- PROBLEM -
Using the entries that follow, collect the lines where the word "rest" appears.

[Collection entries]
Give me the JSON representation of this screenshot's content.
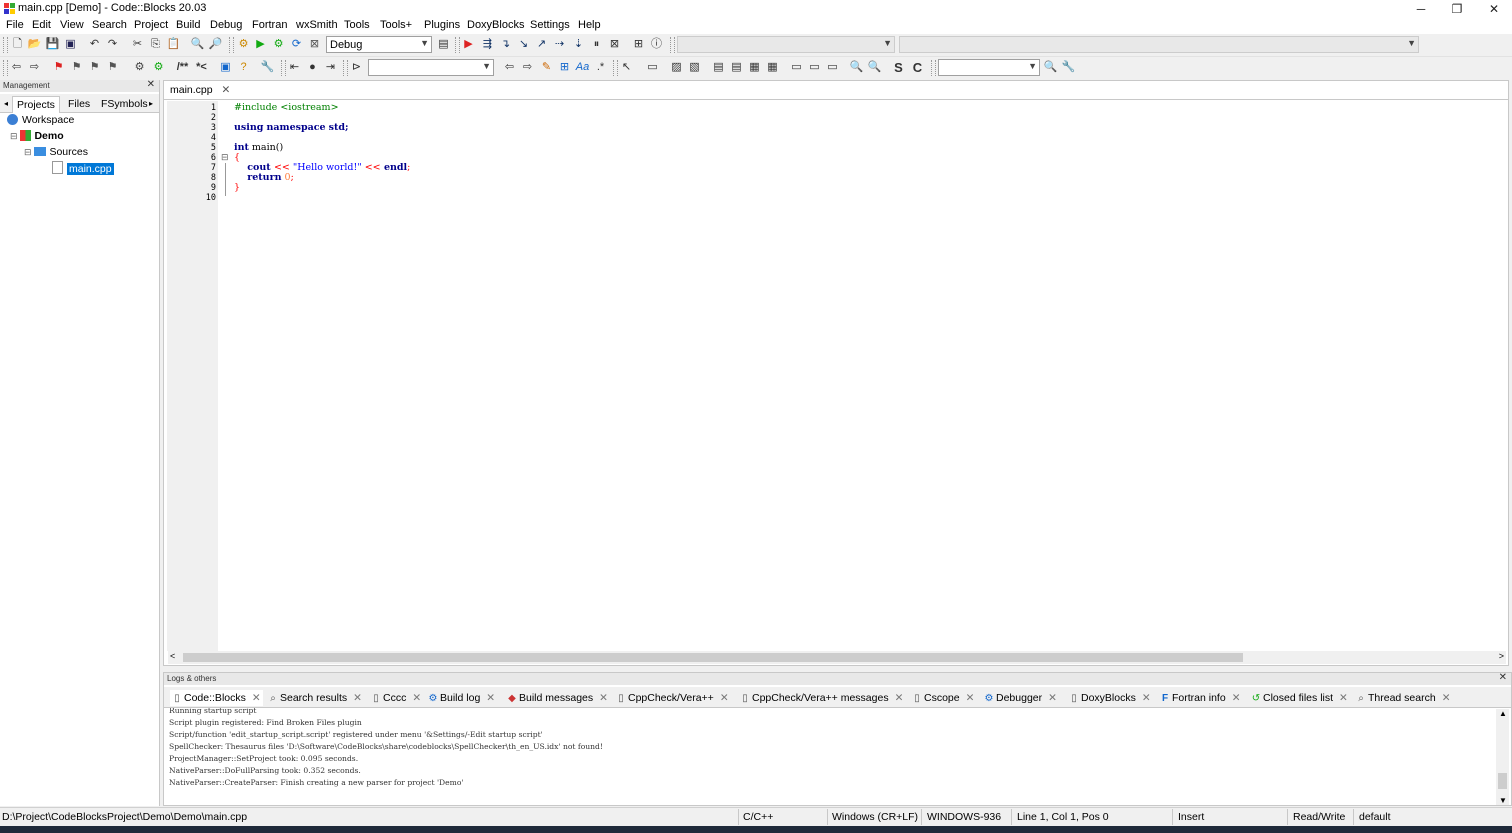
{
  "window": {
    "title": "main.cpp [Demo] - Code::Blocks 20.03",
    "controls": [
      "─",
      "❐",
      "✕"
    ]
  },
  "menu": [
    "File",
    "Edit",
    "View",
    "Search",
    "Project",
    "Build",
    "Debug",
    "Fortran",
    "wxSmith",
    "Tools",
    "Tools+",
    "Plugins",
    "DoxyBlocks",
    "Settings",
    "Help"
  ],
  "toolbar": {
    "build_target": "Debug",
    "search_combo": "",
    "find_combo": ""
  },
  "management": {
    "header": "Management",
    "tabs": [
      "Projects",
      "Files",
      "FSymbols"
    ],
    "tree": {
      "workspace": "Workspace",
      "project": "Demo",
      "folder": "Sources",
      "file": "main.cpp"
    }
  },
  "editor": {
    "tab": "main.cpp",
    "line_numbers": [
      "1",
      "2",
      "3",
      "4",
      "5",
      "6",
      "7",
      "8",
      "9",
      "10"
    ],
    "code": {
      "l1_include": "#include <iostream>",
      "l3_using": "using",
      "l3_namespace": "namespace",
      "l3_std": "std;",
      "l5_int": "int",
      "l5_main": " main()",
      "l6_brace": "{",
      "l7_cout": "    cout ",
      "l7_op1": "<<",
      "l7_str": " \"Hello world!\" ",
      "l7_op2": "<<",
      "l7_endl": " endl",
      "l7_semi": ";",
      "l8_return": "    return",
      "l8_num": " 0",
      "l8_semi": ";",
      "l9_brace": "}"
    }
  },
  "logs": {
    "header": "Logs & others",
    "tabs": [
      {
        "label": "Code::Blocks",
        "icon": "📄"
      },
      {
        "label": "Search results",
        "icon": "🔍"
      },
      {
        "label": "Cccc",
        "icon": "📝"
      },
      {
        "label": "Build log",
        "icon": "⚙"
      },
      {
        "label": "Build messages",
        "icon": "◆"
      },
      {
        "label": "CppCheck/Vera++",
        "icon": "📝"
      },
      {
        "label": "CppCheck/Vera++ messages",
        "icon": "📝"
      },
      {
        "label": "Cscope",
        "icon": "📝"
      },
      {
        "label": "Debugger",
        "icon": "⚙"
      },
      {
        "label": "DoxyBlocks",
        "icon": "📄"
      },
      {
        "label": "Fortran info",
        "icon": "F"
      },
      {
        "label": "Closed files list",
        "icon": "↺"
      },
      {
        "label": "Thread search",
        "icon": "🔍"
      }
    ],
    "lines": [
      "Running startup script",
      "Script plugin registered: Find Broken Files plugin",
      "Script/function 'edit_startup_script.script' registered under menu '&Settings/-Edit startup script'",
      "SpellChecker: Thesaurus files 'D:\\Software\\CodeBlocks\\share\\codeblocks\\SpellChecker\\th_en_US.idx' not found!",
      "ProjectManager::SetProject took: 0.095 seconds.",
      "NativeParser::DoFullParsing took: 0.352 seconds.",
      "NativeParser::CreateParser: Finish creating a new parser for project 'Demo'"
    ]
  },
  "status": {
    "path": "D:\\Project\\CodeBlocksProject\\Demo\\Demo\\main.cpp",
    "language": "C/C++",
    "eol": "Windows (CR+LF)",
    "encoding": "WINDOWS-936",
    "position": "Line 1, Col 1, Pos 0",
    "mode": "Insert",
    "access": "Read/Write",
    "profile": "default"
  },
  "colors": {
    "keyword": "#00008b",
    "preprocessor": "#008000",
    "string": "#0000ff",
    "number": "#ff8040",
    "operator": "#ff0000",
    "selection": "#0078d7"
  }
}
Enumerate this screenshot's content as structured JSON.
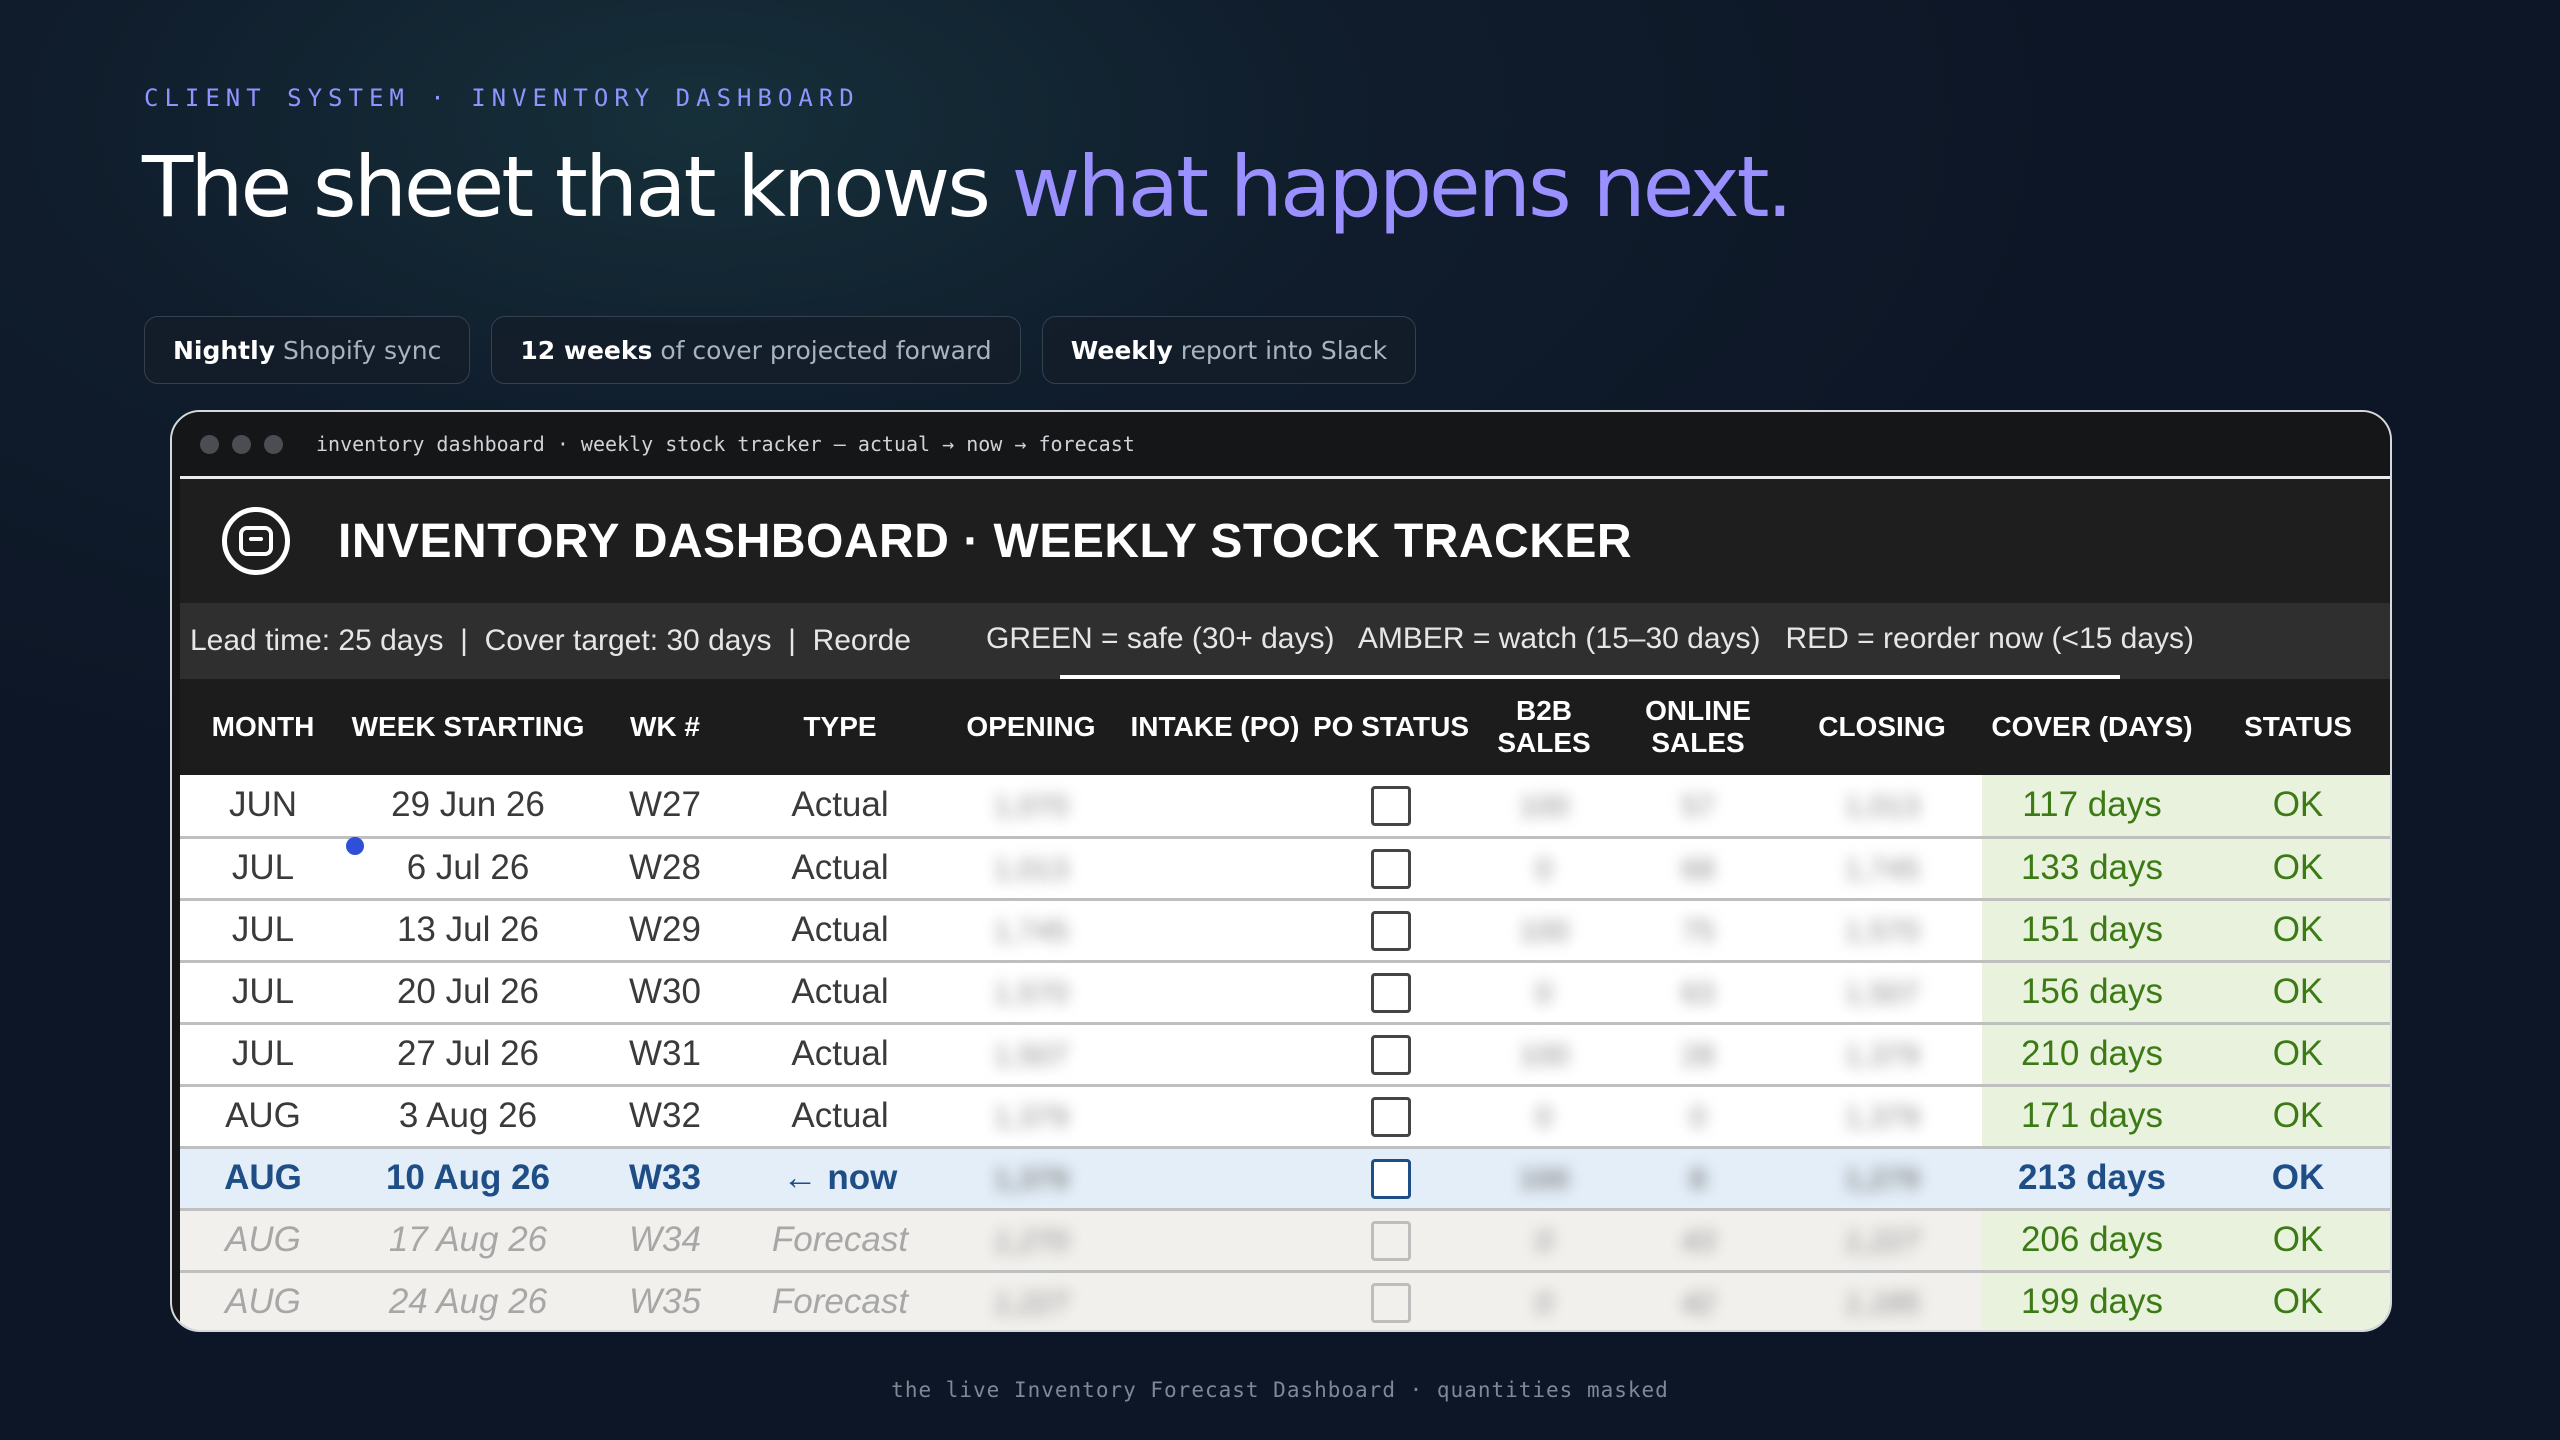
{
  "eyebrow": "CLIENT SYSTEM · INVENTORY DASHBOARD",
  "headline": {
    "lead": "The sheet that knows ",
    "accent": "what happens next."
  },
  "pills": [
    {
      "strong": "Nightly",
      "rest": "Shopify sync"
    },
    {
      "strong": "12 weeks",
      "rest": "of cover projected forward"
    },
    {
      "strong": "Weekly",
      "rest": "report into Slack"
    }
  ],
  "window": {
    "title": "inventory dashboard · weekly stock tracker — actual → now → forecast",
    "sheet_title": "INVENTORY DASHBOARD · WEEKLY STOCK TRACKER",
    "info_left": "Lead time: 25 days  |  Cover target: 30 days  |  Reorde",
    "info_right": "GREEN = safe (30+ days)   AMBER = watch (15–30 days)   RED = reorder now (<15 days)"
  },
  "table": {
    "headers": [
      "MONTH",
      "WEEK STARTING",
      "WK #",
      "TYPE",
      "OPENING",
      "INTAKE (PO)",
      "PO STATUS",
      "B2B SALES",
      "ONLINE SALES",
      "CLOSING",
      "COVER (DAYS)",
      "STATUS"
    ],
    "rows": [
      {
        "month": "JUN",
        "week": "29 Jun 26",
        "wk": "W27",
        "type": "Actual",
        "opening": "1,070",
        "intake": "",
        "b2b": "100",
        "online": "57",
        "closing": "1,013",
        "cover": "117 days",
        "status": "OK",
        "kind": "actual"
      },
      {
        "month": "JUL",
        "week": "6 Jul 26",
        "wk": "W28",
        "type": "Actual",
        "opening": "1,013",
        "intake": "",
        "b2b": "0",
        "online": "68",
        "closing": "1,745",
        "cover": "133 days",
        "status": "OK",
        "kind": "actual"
      },
      {
        "month": "JUL",
        "week": "13 Jul 26",
        "wk": "W29",
        "type": "Actual",
        "opening": "1,745",
        "intake": "",
        "b2b": "100",
        "online": "75",
        "closing": "1,570",
        "cover": "151 days",
        "status": "OK",
        "kind": "actual"
      },
      {
        "month": "JUL",
        "week": "20 Jul 26",
        "wk": "W30",
        "type": "Actual",
        "opening": "1,570",
        "intake": "",
        "b2b": "0",
        "online": "63",
        "closing": "1,507",
        "cover": "156 days",
        "status": "OK",
        "kind": "actual"
      },
      {
        "month": "JUL",
        "week": "27 Jul 26",
        "wk": "W31",
        "type": "Actual",
        "opening": "1,507",
        "intake": "",
        "b2b": "100",
        "online": "28",
        "closing": "1,379",
        "cover": "210 days",
        "status": "OK",
        "kind": "actual"
      },
      {
        "month": "AUG",
        "week": "3 Aug 26",
        "wk": "W32",
        "type": "Actual",
        "opening": "1,379",
        "intake": "",
        "b2b": "0",
        "online": "0",
        "closing": "1,379",
        "cover": "171 days",
        "status": "OK",
        "kind": "actual"
      },
      {
        "month": "AUG",
        "week": "10 Aug 26",
        "wk": "W33",
        "type": "← now",
        "opening": "1,379",
        "intake": "",
        "b2b": "100",
        "online": "8",
        "closing": "1,279",
        "cover": "213 days",
        "status": "OK",
        "kind": "now"
      },
      {
        "month": "AUG",
        "week": "17 Aug 26",
        "wk": "W34",
        "type": "Forecast",
        "opening": "1,270",
        "intake": "",
        "b2b": "0",
        "online": "43",
        "closing": "1,227",
        "cover": "206 days",
        "status": "OK",
        "kind": "forecast"
      },
      {
        "month": "AUG",
        "week": "24 Aug 26",
        "wk": "W35",
        "type": "Forecast",
        "opening": "1,227",
        "intake": "",
        "b2b": "0",
        "online": "42",
        "closing": "1,185",
        "cover": "199 days",
        "status": "OK",
        "kind": "forecast"
      }
    ]
  },
  "caption": "the live Inventory Forecast Dashboard · quantities masked"
}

- RESULT BELOW -
      "rest": "Shopify sync"
      "rest": "of cover projected forward"
      "rest": "report into Slack"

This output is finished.